Since the row last year between Beijing and Oslo over the Nobel Peace Prize, exports to China have fallen off dramatically, and officials at the organisation perhaps hope the Hong Kong-born actor will spark extra interest among the Chinese in Norwegian salmon.

"It's really tough," said Henning Baltestad, the CEO of Lerøy Seafood Group, one of Norway's largest salmon-producing companies, which has been exporting "fresh Atlantic salmon" to China for about 15 years.

"We opened an office in Beijing and started to develop the market in China for salmon. Suddenly we're getting difficulties getting salmon into China."

It has been a year since China reacted furiously after the jailed democracy campaigner Liu Xiaobo was named the Nobel Peace Prize winner. The Communist Party launched a tirade against foreign "interference" in its affairs, and made clear relations with Norway, the country where the prize is based, would suffer.

Lerøy is not alone in having problems. Other Norwegian salmon producers have also seen exports to China plunge, and for Norway, which produces a third of the world's farmed salmon, this is a major concern.

In the first nine months of this year, Norwegian exports to China of fresh salmon fell to about 3,000 tonnes, from around 7,000 tonnes during the same period last year.

Christian Chramer, a spokesman for the Norwegian Seafood Export Council, in Tromso, northern Norway, said: "We expected an increase due to the trend over the past few years - we've seen an increase in consumption," said.

Exports to China have sunk even though China's newly wealthy middle-class are visiting upmarket sushi restaurants more often than ever before.

Producers say salmon from Norway, but not other countries, is subjected to stricter inspections by Chinese customs officials. In some cases, consignments have languished in storage, gone off and been thrown away.

As a result, producers, faced with 10-day delays in customs, are focusing on other markets, while exporters from other nations are filling the void.

Mr Baltestad said: "Normally it wouldn't take more than a day, but there's a risk it will take much more time if it's going to be analysed. It's not easy."

Other types of Sino-Norwegian commercial relations are apparently unaffected, with overall trade in both directions up by double-digit percentages this year.

Meanwhile, Mr Liu remains behind bars.
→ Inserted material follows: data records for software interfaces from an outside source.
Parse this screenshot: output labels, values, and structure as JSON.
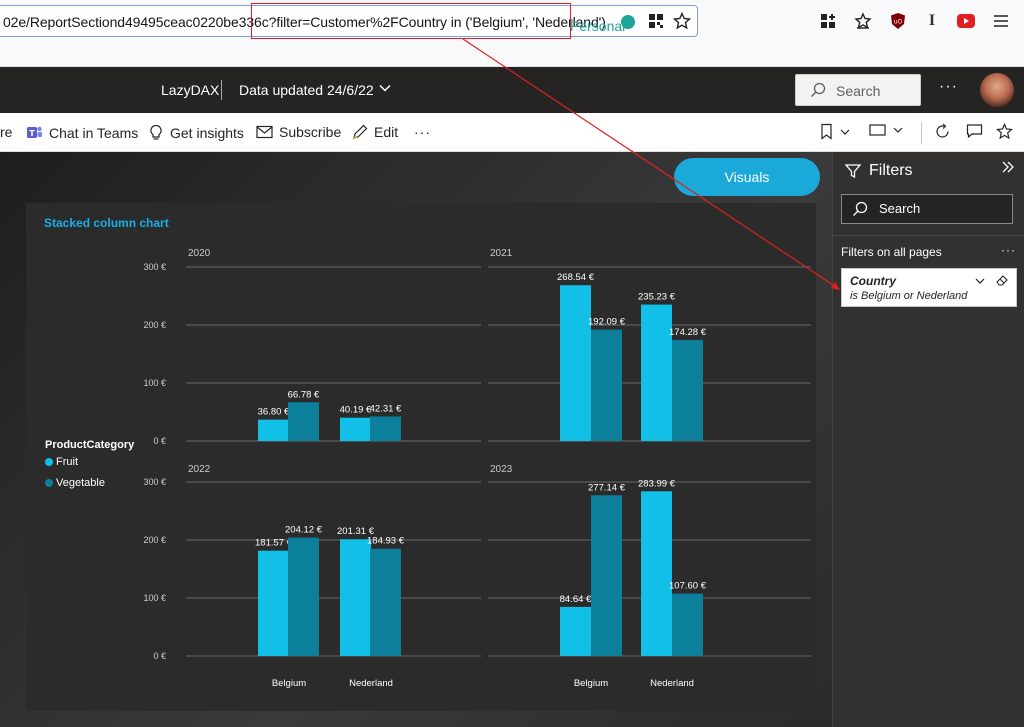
{
  "browser": {
    "url_prefix": "02e/ReportSectiond49495ceac0220be336c?",
    "url_filter": "filter=Customer%2FCountry in ('Belgium', 'Nederland')",
    "container_label": "Personal",
    "icons": [
      "page-grid-icon",
      "star-icon",
      "extensions-icon",
      "reading-list-icon",
      "ublock-icon",
      "ibeam-icon",
      "youtube-icon",
      "menu-icon"
    ]
  },
  "header": {
    "app_title": "LazyDAX",
    "data_updated": "Data updated 24/6/22",
    "search_label": "Search",
    "more_label": "···"
  },
  "actions": {
    "share_partial": "re",
    "chat_in_teams": "Chat in Teams",
    "get_insights": "Get insights",
    "subscribe": "Subscribe",
    "edit": "Edit",
    "more": "···"
  },
  "visuals_button": "Visuals",
  "chart": {
    "title": "Stacked column chart",
    "legend_title": "ProductCategory",
    "legend": [
      {
        "label": "Fruit",
        "color": "#12bfe6"
      },
      {
        "label": "Vegetable",
        "color": "#0c7f9a"
      }
    ]
  },
  "chart_data": {
    "type": "bar",
    "title": "Stacked column chart",
    "categories": [
      "Belgium",
      "Nederland"
    ],
    "ylim": [
      0,
      300
    ],
    "yticks": [
      "0 €",
      "100 €",
      "200 €",
      "300 €"
    ],
    "legend_title": "ProductCategory",
    "panels": [
      {
        "year": "2020",
        "series": [
          {
            "name": "Fruit",
            "values": [
              36.8,
              40.19
            ],
            "labels": [
              "36.80 €",
              "40.19 €"
            ]
          },
          {
            "name": "Vegetable",
            "values": [
              66.78,
              42.31
            ],
            "labels": [
              "66.78 €",
              "42.31 €"
            ]
          }
        ]
      },
      {
        "year": "2021",
        "series": [
          {
            "name": "Fruit",
            "values": [
              268.54,
              235.23
            ],
            "labels": [
              "268.54 €",
              "235.23 €"
            ]
          },
          {
            "name": "Vegetable",
            "values": [
              192.09,
              174.28
            ],
            "labels": [
              "192.09 €",
              "174.28 €"
            ]
          }
        ]
      },
      {
        "year": "2022",
        "series": [
          {
            "name": "Fruit",
            "values": [
              181.57,
              201.31
            ],
            "labels": [
              "181.57 €",
              "201.31 €"
            ]
          },
          {
            "name": "Vegetable",
            "values": [
              204.12,
              184.93
            ],
            "labels": [
              "204.12 €",
              "184.93 €"
            ]
          }
        ]
      },
      {
        "year": "2023",
        "series": [
          {
            "name": "Fruit",
            "values": [
              84.64,
              283.99
            ],
            "labels": [
              "84.64 €",
              "283.99 €"
            ]
          },
          {
            "name": "Vegetable",
            "values": [
              277.14,
              107.6
            ],
            "labels": [
              "277.14 €",
              "107.60 €"
            ]
          }
        ]
      }
    ],
    "colors": {
      "Fruit": "#12bfe6",
      "Vegetable": "#0c7f9a"
    }
  },
  "filters": {
    "title": "Filters",
    "search_label": "Search",
    "section_label": "Filters on all pages",
    "more": "···",
    "card": {
      "name": "Country",
      "description": "is Belgium or Nederland"
    }
  },
  "colors": {
    "accent": "#1aa9d8",
    "annotation": "#e02020"
  }
}
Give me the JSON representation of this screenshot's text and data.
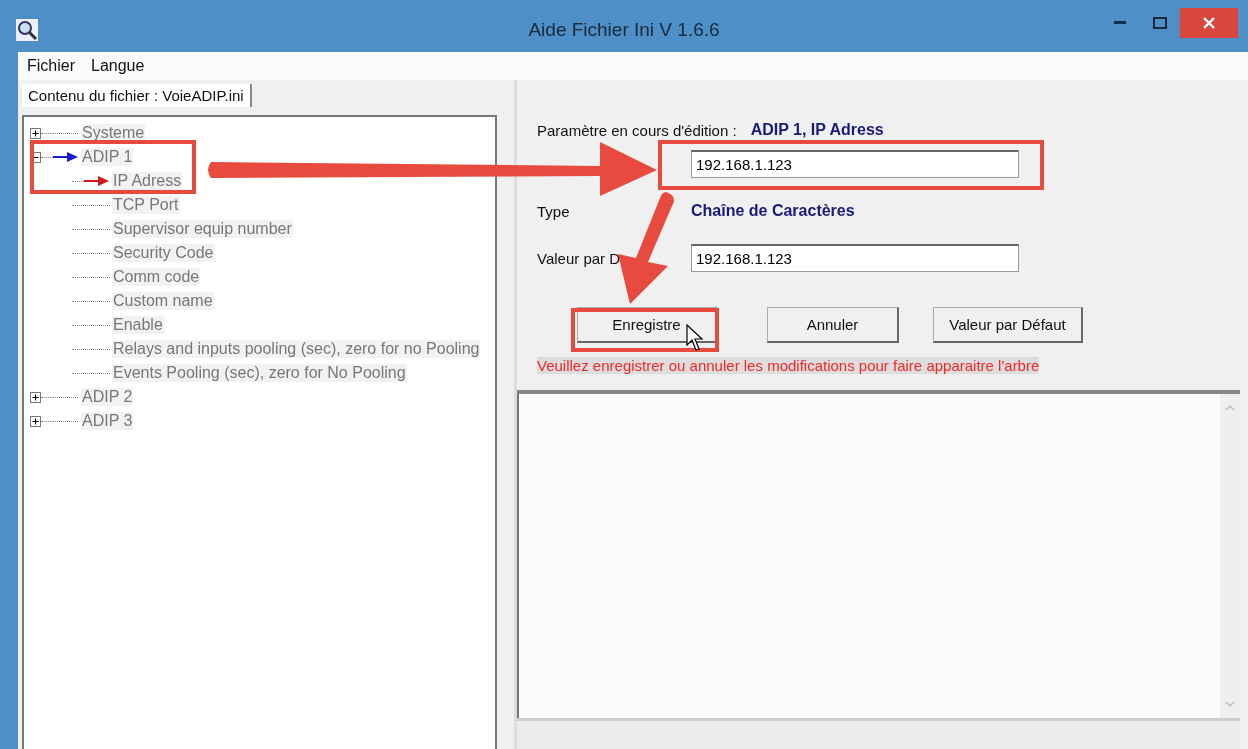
{
  "window": {
    "title": "Aide Fichier Ini V 1.6.6"
  },
  "menu": [
    "Fichier",
    "Langue"
  ],
  "tabs": [
    {
      "label": "Contenu du fichier : VoieADIP.ini",
      "selected": true
    }
  ],
  "tree": [
    {
      "label": "Systeme",
      "expanded": false,
      "selected": false
    },
    {
      "label": "ADIP 1",
      "expanded": true,
      "selected": false,
      "children": [
        {
          "label": "IP Adress",
          "selected": true
        },
        {
          "label": "TCP Port",
          "selected": false
        },
        {
          "label": "Supervisor equip number",
          "selected": false
        },
        {
          "label": "Security Code",
          "selected": false
        },
        {
          "label": "Comm code",
          "selected": false
        },
        {
          "label": "Custom name",
          "selected": false
        },
        {
          "label": "Enable",
          "selected": false
        },
        {
          "label": "Relays and inputs pooling (sec), zero for no Pooling",
          "selected": false
        },
        {
          "label": "Events Pooling (sec), zero for No Pooling",
          "selected": false
        }
      ]
    },
    {
      "label": "ADIP 2",
      "expanded": false,
      "selected": false
    },
    {
      "label": "ADIP 3",
      "expanded": false,
      "selected": false
    }
  ],
  "editor": {
    "param_label": "Paramètre en cours d'édition :",
    "param_value": "ADIP 1, IP Adress",
    "value": "192.168.1.123",
    "type_label": "Type",
    "type_value": "Chaîne de Caractères",
    "default_label": "Valeur par D",
    "default_value": "192.168.1.123"
  },
  "buttons": [
    "Enregistre",
    "Annuler",
    "Valeur par Défaut"
  ],
  "warning": "Veuillez enregistrer ou annuler les modifications pour faire apparaitre l'arbre"
}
The group Chinese Human Rights Defenders said yesterday that Mr Liu, jailed in 2009 for his part in the release of the pro-democracy manifesto Charter 08, "continues to languish in prison" a year on from when he was selected for the Nobel Peace Prize.

"CHRD calls on the Chinese government to immediately release Liu Xiaobo, end the house arrest of [Mr Liu's wife] Liu Xia, and cease the intimidation of Liu Xiaobo's family and supporters," the group said.

There are signs that the authorities are loosening the restrictions on the Liu family, with Mr Liu's brothers having recently visited him in jail, and last month Mr Liu was allowed out of prison briefly after his father died.

This could indicate a softening in the attitude of the Chinese authorities over the Nobel award that could also herald good news for Norwegian salmon exporters, said Chan Chepo, an assistant professor of political science at Lingnan University in Hong Kong.

Usually the Chinese authorities wait three to six months before they paper over diplomatic cracks created by disputes, he said, adding he was "surprised" Norwegian salmon exporters were still having problems.

"It seems [the Chinese authorities] are trying to start to minimise the significance of Liu Xiaobo's receipt of the Nobel Peace Prize," he said.

"So I assume they will also do that to Norway, so maybe sooner or later we'll hear something, [although] it's really difficult to make predictions."

The Norwegian government is considering a complaint to the World Trade Organisation. The Norwegian Seafood Export Council is not giving up on China.

"We expect China to grow and we would be more than happy to work again with full-scale operations in China," Mr Chramer said.